* **Aim of the exercise**
For this exercise, copy each line of the records that contains the word "insert".

* **Input**
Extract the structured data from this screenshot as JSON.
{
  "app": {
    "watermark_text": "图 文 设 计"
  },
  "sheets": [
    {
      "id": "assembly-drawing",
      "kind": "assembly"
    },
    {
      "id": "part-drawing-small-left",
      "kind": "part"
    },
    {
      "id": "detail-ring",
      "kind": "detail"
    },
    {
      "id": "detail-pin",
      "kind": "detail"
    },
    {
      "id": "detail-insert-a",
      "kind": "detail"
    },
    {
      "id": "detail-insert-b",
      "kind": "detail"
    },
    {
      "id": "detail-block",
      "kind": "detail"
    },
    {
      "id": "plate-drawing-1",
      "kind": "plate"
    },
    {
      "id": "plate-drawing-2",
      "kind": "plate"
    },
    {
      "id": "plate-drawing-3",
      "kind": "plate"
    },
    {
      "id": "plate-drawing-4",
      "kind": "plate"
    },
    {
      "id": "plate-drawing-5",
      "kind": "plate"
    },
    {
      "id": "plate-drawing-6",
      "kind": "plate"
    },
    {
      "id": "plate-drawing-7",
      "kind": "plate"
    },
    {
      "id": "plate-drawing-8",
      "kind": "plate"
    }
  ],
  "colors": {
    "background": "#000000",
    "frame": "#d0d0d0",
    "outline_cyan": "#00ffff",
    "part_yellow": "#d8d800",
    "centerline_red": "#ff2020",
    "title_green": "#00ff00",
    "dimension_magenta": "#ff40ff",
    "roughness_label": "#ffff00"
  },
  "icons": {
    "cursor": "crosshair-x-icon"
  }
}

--

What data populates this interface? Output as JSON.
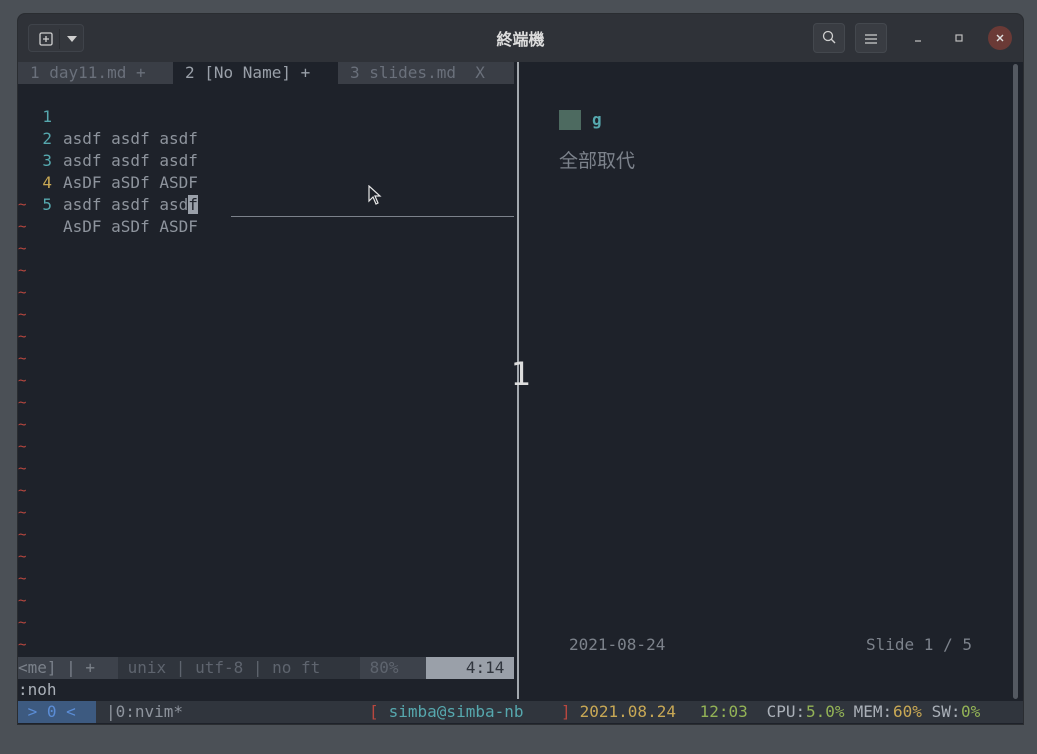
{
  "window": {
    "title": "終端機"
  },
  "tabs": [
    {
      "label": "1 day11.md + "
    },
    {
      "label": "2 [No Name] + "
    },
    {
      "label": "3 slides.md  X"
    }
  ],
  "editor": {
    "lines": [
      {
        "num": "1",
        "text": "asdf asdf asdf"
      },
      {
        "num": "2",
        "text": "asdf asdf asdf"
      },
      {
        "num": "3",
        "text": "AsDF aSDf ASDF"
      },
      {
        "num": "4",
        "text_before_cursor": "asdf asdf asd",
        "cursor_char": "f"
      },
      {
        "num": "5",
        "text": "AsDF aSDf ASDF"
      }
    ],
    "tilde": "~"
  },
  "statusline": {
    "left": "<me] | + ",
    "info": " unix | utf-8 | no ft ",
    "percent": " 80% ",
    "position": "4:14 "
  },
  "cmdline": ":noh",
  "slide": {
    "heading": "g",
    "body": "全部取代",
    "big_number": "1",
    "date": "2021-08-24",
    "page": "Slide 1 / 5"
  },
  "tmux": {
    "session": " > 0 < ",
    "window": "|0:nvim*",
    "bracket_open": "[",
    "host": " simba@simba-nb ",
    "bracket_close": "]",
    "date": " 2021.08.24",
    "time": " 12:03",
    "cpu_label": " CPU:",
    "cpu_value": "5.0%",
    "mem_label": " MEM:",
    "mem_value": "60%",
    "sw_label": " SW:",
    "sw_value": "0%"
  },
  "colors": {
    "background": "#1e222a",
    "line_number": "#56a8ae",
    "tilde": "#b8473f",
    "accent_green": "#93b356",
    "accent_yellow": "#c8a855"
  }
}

* **Reply to the task**
      "id": "detail-insert-a",
      "id": "detail-insert-b",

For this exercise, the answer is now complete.